- A general description of the deliverable. Is it an ad? An email? Something else?
- The context of the project (for example, where it will be used, such as social media, print, or website) And are there any formatting guidelines or technical specifications?
- The intended impact of the project. Is the purpose of the project to generate email sign ups? Sales? General brand awareness?
Copy is never one-size fits all. When you’re hired to write copy, it needs to be as aligned with the brand as possible. A copywriting brief should:
- Provide information of the company and its products or services
- Detail the company’s history, mission, and values.
- Discuss the company’s unique value proposition
- Include Brand guidelines such as brand voice documents, and terminology preferences.
- Share any existing marketing materials or copy from competitors for reference.
Even better if you have examples or references to illustrate what they’re going for.
One reason it’s always SUPER important to have a copywriting brief is that your vision for the project might be vastly different from the vision of the company. A brief should clearly (let’s reiterate: CLEARLY) define goals the copy should achieve.
It’s important that these goals are realistic and that the expectations of the copy are only part of the overall strategy. For example, the overarching goal of the project may be to increase sales page conversions by 20%, but if your client is solely relying on copy for that increase, that’s not realistic. You probably won’t have control over their design, SEO, content marketing, or ad spend–all of which contribute to web traffic and sales.
You can’t write effective copy if you don’t know who it’s for. A copywriting brief should go beyond basic demographic information and delve into the psychographics. What are the audience’s pain points, motivations, desires, and challenges?
The more insight into their behaviors, preferences, and decision-making processes, the better.
Depending on the scope of the project and your own skill set, this might be information you collect during the research process, but more established brands tend to have this information ready to go.
One of the most important components of a brief for a copy project are the core messages. What, specifically, does the copy need to convey? This ties back into the brand’s unique value propositions and benefits, or features that differentiate the product or service.

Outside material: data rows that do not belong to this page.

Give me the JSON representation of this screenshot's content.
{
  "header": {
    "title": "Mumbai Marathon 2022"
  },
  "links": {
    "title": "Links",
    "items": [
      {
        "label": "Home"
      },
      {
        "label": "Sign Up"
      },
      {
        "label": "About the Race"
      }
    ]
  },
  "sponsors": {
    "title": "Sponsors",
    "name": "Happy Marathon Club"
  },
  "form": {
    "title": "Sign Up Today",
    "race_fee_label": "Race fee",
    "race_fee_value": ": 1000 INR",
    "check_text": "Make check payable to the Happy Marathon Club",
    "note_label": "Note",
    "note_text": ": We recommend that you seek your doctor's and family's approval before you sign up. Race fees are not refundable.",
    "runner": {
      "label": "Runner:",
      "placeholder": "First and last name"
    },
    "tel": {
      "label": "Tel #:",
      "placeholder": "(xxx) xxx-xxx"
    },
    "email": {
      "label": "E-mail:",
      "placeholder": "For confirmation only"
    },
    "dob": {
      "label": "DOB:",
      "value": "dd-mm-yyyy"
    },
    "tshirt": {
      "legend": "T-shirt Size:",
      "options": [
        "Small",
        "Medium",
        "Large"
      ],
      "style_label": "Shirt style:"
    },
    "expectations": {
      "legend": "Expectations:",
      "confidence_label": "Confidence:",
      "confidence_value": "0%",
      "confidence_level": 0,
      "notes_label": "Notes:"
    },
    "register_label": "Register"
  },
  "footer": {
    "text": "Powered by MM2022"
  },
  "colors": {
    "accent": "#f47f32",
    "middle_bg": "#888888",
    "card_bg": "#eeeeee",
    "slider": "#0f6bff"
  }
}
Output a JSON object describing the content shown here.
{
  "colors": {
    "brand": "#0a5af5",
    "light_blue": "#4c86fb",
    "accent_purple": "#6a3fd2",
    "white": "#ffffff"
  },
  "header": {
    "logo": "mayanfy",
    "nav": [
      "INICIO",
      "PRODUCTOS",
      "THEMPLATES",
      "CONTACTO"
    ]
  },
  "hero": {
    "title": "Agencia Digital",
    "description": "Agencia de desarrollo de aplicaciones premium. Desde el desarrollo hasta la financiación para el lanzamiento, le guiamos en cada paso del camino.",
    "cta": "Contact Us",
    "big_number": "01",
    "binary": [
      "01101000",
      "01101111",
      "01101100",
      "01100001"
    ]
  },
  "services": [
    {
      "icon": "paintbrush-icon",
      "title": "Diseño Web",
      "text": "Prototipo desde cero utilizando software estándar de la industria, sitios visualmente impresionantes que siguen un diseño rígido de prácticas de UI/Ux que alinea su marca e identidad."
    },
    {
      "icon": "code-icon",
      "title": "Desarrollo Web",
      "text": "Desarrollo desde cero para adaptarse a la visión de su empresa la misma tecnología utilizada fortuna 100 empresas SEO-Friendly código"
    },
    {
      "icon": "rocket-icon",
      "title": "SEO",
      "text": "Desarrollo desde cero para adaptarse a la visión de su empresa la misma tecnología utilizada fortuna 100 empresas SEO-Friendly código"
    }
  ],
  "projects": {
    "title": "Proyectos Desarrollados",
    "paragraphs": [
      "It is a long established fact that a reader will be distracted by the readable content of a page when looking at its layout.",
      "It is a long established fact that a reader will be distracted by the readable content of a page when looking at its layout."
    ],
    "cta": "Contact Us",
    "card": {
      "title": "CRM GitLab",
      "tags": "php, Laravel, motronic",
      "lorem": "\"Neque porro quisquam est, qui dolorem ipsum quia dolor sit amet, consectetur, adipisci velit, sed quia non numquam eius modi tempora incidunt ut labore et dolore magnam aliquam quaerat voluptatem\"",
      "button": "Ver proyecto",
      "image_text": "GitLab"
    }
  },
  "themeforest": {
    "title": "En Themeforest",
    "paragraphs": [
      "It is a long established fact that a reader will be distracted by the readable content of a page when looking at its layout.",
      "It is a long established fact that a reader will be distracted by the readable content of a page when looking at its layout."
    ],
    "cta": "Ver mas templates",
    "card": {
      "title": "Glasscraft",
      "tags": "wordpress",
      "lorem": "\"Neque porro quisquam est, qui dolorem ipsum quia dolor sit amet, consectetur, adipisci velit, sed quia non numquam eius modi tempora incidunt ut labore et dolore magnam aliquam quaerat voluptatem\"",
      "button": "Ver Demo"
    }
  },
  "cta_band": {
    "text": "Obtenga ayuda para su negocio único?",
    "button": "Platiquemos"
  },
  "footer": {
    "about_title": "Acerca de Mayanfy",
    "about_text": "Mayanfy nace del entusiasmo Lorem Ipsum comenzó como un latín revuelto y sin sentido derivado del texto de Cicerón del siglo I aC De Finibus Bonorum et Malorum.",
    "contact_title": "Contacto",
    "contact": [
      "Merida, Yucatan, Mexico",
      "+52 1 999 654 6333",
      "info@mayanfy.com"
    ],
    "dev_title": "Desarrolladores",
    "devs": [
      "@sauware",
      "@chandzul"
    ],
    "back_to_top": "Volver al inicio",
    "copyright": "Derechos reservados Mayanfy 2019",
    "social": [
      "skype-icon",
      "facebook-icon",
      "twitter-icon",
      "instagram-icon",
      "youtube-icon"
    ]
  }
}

Here is where any specific calls-to-action or key points that should be emphasized should be defined.
Part of effective copywriting is identifying any gaps or opportunities to differentiate from the competition. Your copywriting brief should include a list of key competitors in the industry, and what the client likes or dislikes about their selling points or marketing strategies.
Identify the main competitors in the industry.
Timeline and Budget
Your copywriting brief should set clear deadlines for each stage of the project, including the delivery date for the final copy. Briefs should also discuss the budget or fee structure for the project, including any payment terms. You can reiterate the payment term from your copywriting contract (and if you don’t have one, here’s your reminder!)
Both timeline and budget should be agreed upon before the project begins.
Revision and Approval Process
Clarify the revision process, including the number of rounds of revisions allowed and again, you can refer to your copywriting contract for this information).
The brief should specify who will provide feedback and how it will be collected. Outline the final approval process, including who has the authority to sign off on the copy.
Briefs may seem time consuming, but it’s definitely not as much time as you’d waste going back and forth asking for information and revising a copy because you DIDN’T have a brief.
Copywriting Briefs: Every Project, Every Time
Make this one of your non-negotiables: Copywriting briefs are required for every single client, and every single project. If your client doesn’t have a brief template to send you, it’s super easy to create your own, leaving a space for all of the information above.
With copywriting projects, time is money for everyone involved. Investing time into creating a solid brief means a better ROI for everyone.